Prob(U,D) = p^U * (1-p)^D

which is just the binomial distribution. The math is a bit more complicated if those assumptions are not valid, namely if a significant portion of those who would upvote (or downvote) a WU have already voted.

With the simple formula above, one would try to assign uncertainties. Take the example of the node with (+20/-0). If we supposed that in reality only 80% of noders would upvote it (so p = 0.8), then the probability that it would happen to get the score (+20/-0) by random chance is Prob(20,0) = (0.8)^20 = 0.01 or 1%. Let's say we want to give the range of possible values of p with 95% confidence, then we want to find the range of p values that give Prob(U,D) ≥ 0.05. For a score of (+20/-0), we can then say that p ≥ (0.05)^(1/20) = 0.86. So from the votes that have be cast, we can say with 95% confidence that the actual p falls between 0.86 and 1. Unfortunately, if there is a mixture of votes, solving for p will involve finding the root of a polynomial. Likewise, we could use Prob(U,D) to figure out if we took different sample where the rep is likely to fall. If we did these more complicated statistical things, then we'd have to figure out how we were going to use this uncertainty to give a corrected rep. Before we were talking about how many error bars away from zero rep a WU was. One could do something similar to that or ask questions like how far it is from being perfect (p = 1).

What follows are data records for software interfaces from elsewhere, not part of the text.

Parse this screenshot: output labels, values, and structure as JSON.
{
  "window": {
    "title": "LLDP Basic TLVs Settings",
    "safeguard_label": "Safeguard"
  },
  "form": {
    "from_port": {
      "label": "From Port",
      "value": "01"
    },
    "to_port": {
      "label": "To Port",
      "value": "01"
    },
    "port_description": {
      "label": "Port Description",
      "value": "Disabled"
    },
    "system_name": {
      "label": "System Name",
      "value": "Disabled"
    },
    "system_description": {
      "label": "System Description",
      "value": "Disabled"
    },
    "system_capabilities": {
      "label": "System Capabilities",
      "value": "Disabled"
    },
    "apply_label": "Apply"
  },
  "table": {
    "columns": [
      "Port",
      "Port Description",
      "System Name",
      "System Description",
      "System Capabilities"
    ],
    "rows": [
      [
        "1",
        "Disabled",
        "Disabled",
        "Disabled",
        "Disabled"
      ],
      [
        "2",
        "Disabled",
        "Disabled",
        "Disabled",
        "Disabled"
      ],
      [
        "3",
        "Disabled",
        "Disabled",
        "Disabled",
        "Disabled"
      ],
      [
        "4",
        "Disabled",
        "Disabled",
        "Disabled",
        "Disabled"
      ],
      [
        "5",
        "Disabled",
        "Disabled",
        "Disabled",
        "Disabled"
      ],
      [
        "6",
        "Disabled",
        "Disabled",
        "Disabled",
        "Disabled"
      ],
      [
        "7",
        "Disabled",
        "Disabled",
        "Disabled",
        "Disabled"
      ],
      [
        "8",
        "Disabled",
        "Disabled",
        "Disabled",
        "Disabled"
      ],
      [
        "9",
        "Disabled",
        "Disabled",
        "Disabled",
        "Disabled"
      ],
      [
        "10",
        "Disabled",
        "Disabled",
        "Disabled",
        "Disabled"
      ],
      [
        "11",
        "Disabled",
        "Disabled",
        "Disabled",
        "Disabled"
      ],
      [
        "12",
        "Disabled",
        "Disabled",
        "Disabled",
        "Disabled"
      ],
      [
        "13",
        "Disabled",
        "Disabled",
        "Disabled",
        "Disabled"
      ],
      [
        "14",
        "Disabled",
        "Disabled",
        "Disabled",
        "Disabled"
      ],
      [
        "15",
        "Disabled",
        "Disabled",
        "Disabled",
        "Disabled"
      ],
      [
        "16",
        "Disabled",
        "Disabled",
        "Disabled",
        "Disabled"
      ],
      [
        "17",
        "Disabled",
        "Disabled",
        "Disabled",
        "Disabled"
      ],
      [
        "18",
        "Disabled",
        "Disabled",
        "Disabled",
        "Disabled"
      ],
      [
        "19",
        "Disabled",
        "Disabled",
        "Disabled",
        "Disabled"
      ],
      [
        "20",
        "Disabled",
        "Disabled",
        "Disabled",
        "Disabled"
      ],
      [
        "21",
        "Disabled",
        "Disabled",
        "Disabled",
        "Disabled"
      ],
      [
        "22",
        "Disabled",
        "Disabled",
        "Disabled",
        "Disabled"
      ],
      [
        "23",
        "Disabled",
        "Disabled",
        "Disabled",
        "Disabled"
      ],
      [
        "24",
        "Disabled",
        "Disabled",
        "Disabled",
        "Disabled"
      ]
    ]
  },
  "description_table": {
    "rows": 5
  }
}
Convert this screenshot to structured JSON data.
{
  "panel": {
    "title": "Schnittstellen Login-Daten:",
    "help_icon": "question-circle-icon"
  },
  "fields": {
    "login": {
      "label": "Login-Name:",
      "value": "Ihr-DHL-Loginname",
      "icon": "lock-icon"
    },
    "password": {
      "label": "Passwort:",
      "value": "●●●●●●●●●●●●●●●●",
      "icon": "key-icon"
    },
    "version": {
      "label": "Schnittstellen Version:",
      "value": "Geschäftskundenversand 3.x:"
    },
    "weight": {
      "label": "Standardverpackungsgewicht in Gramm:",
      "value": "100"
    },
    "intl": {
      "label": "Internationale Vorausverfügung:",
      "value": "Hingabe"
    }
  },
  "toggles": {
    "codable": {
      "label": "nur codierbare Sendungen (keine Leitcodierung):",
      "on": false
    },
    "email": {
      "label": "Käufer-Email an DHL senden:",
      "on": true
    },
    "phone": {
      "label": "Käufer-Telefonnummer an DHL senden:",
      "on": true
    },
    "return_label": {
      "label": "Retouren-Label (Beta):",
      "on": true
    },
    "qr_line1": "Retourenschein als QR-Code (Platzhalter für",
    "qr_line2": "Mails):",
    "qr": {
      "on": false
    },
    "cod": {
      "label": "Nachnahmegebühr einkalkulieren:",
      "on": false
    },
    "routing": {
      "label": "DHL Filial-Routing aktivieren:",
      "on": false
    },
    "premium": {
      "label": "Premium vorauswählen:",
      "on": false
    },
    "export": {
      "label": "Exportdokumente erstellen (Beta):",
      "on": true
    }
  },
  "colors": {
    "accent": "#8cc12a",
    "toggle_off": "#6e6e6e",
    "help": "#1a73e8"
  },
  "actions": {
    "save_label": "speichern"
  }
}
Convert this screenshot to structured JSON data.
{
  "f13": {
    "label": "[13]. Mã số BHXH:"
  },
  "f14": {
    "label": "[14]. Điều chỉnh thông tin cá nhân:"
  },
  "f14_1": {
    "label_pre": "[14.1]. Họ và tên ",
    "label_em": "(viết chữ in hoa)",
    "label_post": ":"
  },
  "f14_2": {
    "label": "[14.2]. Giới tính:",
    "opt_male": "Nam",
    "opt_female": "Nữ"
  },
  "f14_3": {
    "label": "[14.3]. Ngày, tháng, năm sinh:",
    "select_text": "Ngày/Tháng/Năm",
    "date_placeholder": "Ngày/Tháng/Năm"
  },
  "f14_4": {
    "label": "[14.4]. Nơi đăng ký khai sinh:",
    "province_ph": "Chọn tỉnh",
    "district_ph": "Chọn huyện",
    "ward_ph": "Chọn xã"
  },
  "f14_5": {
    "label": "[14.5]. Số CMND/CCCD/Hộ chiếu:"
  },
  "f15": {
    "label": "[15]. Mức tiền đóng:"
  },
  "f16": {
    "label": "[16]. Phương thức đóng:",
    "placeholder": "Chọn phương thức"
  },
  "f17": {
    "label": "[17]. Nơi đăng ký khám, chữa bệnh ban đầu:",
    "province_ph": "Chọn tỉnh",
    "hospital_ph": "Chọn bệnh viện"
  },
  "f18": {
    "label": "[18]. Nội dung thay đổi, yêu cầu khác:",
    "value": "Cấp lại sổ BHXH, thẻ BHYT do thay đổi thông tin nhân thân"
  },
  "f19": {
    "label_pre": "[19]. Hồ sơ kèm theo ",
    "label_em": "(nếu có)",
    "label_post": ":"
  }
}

The problem with this more detailed statistical approach is that it's too complicated and rests on faulty assumptions. It's too complicated because we'd like a relatively simple and computationally inexpensive way to assign reputation to a WU, and it's probably unjustified because the samples of those who vote on WUs are not at all random. Furthermore, sometimes people make a deliberate choice not to vote at all. There are also questions like "what do you mean by 'all' noders". Ultimately, going through all that business for an answer that's probably wrong is kinda silly, so perhaps the naive idea at the beginning (or something like it) is better.

Then there's the question of whether this whole idea of "error bars" makes any sense to begin with. The motivation at the beginning was the idea that the rep of 50 for a (+250/-200) WU is less meaningful than for (+50/-0) WU, but maybe that's bullshit. After all, noders might be less decided about the quality of the first WU, but at least it probably sparked a lot of thought and discussion. WUs with very few downvotes are often dry factuals, which are good but not necessarily the "be all, end all" of noding. Would a system of corrected reps like the ones I mentioned just lead to a lot of bland, inoffensive factuals? Is that really what we want for E2, or is that better left for the likes of Wikipedia?